IGD is predicting that the burgeoning food-to-go market will be worth £21.7bn by 2021, up from £16.1bn this year, offering significant opportunities for growth.
IGD splits the food-to-go market into five segments, with all expected to increase significantly by 2021:
- Food-to-go specialists have been growing their scale and impact across the UK, and will be the strongest climbers, with a predicted worth of up to £7.1bn in five years;
- Quick service restaurants (QSRs) will be the second-largest segment of food-to-go, and will be worth up to £6bn by 2021;
- Coffee specialists will be the second-fastest growers, and could be worth as much as £3.9bn by 2021;
- Food-to-go sales at convenience, forecourts and other retailers are predicted to be worth as much as £3.3bn in five years’ time;
- Supermarkets and hypermarkets will also expand their food-to-go ranges over the next five years, to be worth up to £1.4bn
Joanne Denney-Finch, IGD chief executive, said: “Over the next five years, we are forecasting growth of up to 35% for the overall food-to-go market, providing there is a favourable economic backdrop. Suppliers are seeking ways to expand, so the growth potential of this dynamic and rapidly shifting sector represents a really clear opportunity.
“However, food-to-go is a different market to grocery retail, and requires a distinct approach to succeed.”
Looking at food-to-go and coffee specialists, Denney-Finch said: “Changing shopper habits will contribute greatly towards the strong growth of these two segments. We are seeing a rise in coffee culture, and our research shows that almost half (48%) of drink on-the-go shoppers are purchasing hot drinks.

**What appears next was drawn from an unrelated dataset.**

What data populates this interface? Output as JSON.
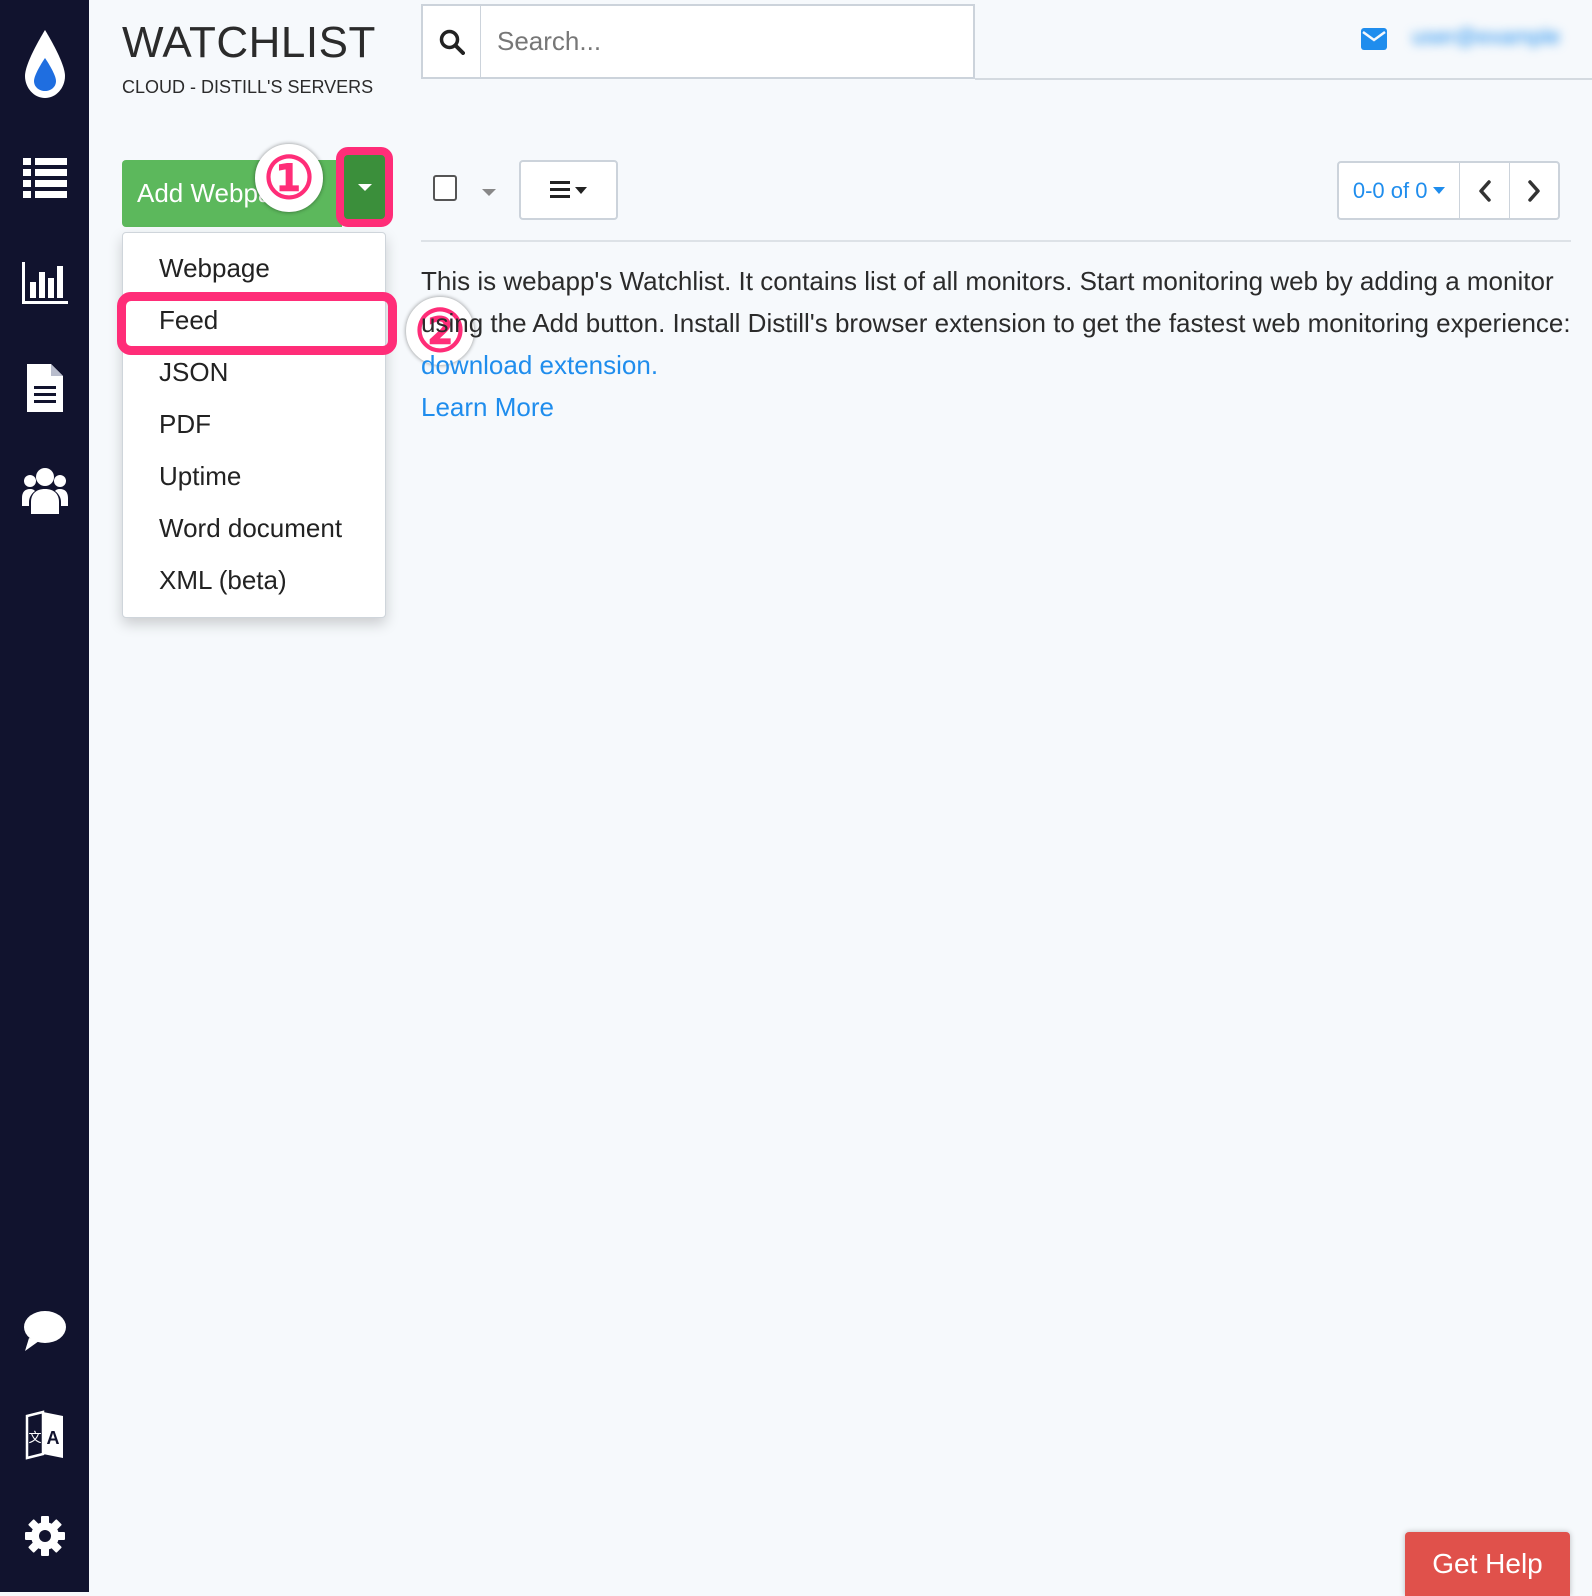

“Shoppers are also beginning to adopt food-to-go as a lifestyle choice which presents a clear opportunity for these operators, and coffee specialists are responding to this by focusing more on food and improved lunchtime options.”

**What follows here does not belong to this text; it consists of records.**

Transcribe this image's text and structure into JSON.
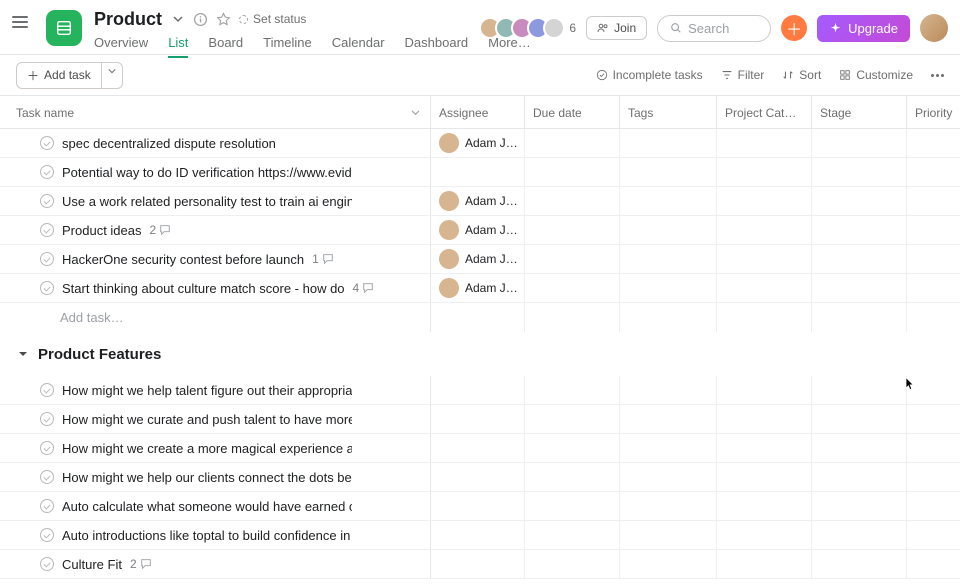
{
  "project": {
    "title": "Product",
    "status_label": "Set status"
  },
  "tabs": {
    "overview": "Overview",
    "list": "List",
    "board": "Board",
    "timeline": "Timeline",
    "calendar": "Calendar",
    "dashboard": "Dashboard",
    "more": "More…"
  },
  "header": {
    "join": "Join",
    "search_placeholder": "Search",
    "upgrade": "Upgrade",
    "member_count": "6",
    "avatar_colors": [
      "#d6b590",
      "#8fb9b2",
      "#c98bbd",
      "#8b9adf",
      "#d4d4d4"
    ]
  },
  "toolbar": {
    "add_task": "Add task",
    "incomplete": "Incomplete tasks",
    "filter": "Filter",
    "sort": "Sort",
    "customize": "Customize"
  },
  "columns": {
    "name": "Task name",
    "assignee": "Assignee",
    "due": "Due date",
    "tags": "Tags",
    "cat": "Project Cat…",
    "stage": "Stage",
    "prio": "Priority"
  },
  "assignee_name": "Adam Jack…",
  "assignee_color": "#d6b590",
  "rows": [
    {
      "name": "spec decentralized dispute resolution",
      "assignee": true,
      "comments": null
    },
    {
      "name": "Potential way to do ID verification https://www.evidentid",
      "assignee": false,
      "comments": null
    },
    {
      "name": "Use a work related personality test to train ai engine tha",
      "assignee": true,
      "comments": null
    },
    {
      "name": "Product ideas",
      "assignee": true,
      "comments": 2
    },
    {
      "name": "HackerOne security contest before launch",
      "assignee": true,
      "comments": 1
    },
    {
      "name": "Start thinking about culture match score - how do",
      "assignee": true,
      "comments": 4
    }
  ],
  "add_task_inline": "Add task…",
  "section": {
    "title": "Product Features"
  },
  "rows2": [
    {
      "name": "How might we help talent figure out their appropriate ra",
      "comments": null
    },
    {
      "name": "How might we curate and push talent to have more prof",
      "comments": null
    },
    {
      "name": "How might we create a more magical experience arounc",
      "comments": null
    },
    {
      "name": "How might we help our clients connect the dots betwee",
      "comments": null
    },
    {
      "name": "Auto calculate what someone would have earned on bra",
      "comments": null
    },
    {
      "name": "Auto introductions like toptal to build confidence in freel",
      "comments": null
    },
    {
      "name": "Culture Fit",
      "comments": 2
    }
  ]
}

As for the growth of QSRs, Denney-Finch said: “Almost all shoppers (92%) say that speed of service is key to their food-to-go experience, which is partly why quick service restaurants are forecasted to be the second-biggest segment in value by 2021.
“A new, modern generation of burger bars and an increased focus on healthier options is really helping to drive this part of the market. Some 20% of shoppers are purchasing lunch on-the-go more than twice a week, which is another key driver of growth for QSR operators.”
And, lastly, on the subject of food-to-go growth in supermarkets, hypermarkets, convenience stores and forecourts, Denney-Finch added: “Busy, flexible lifestyles mean shoppers are shopping little and often, and this culture is causing a boom in food-to-go for convenience stores, which have a strong forecasted annual compound growth of 5.8%.
“To ensure they meet this demand, we have seen convenience retailers introducing specialist food-to-go counters in their stores, as well tailoring their ranges to the different times of the day shoppers purchase this category.
“Supermarkets and hypermarkets are also increasingly thinking about their food-to-go offering and have been trialling new formats, counters and ideas in-store. It’s obviously appealing to shoppers, as our research shows that supermarkets are the most popular place to buy a drink on-the-go (30%) and breakfast on-the-go (27%).”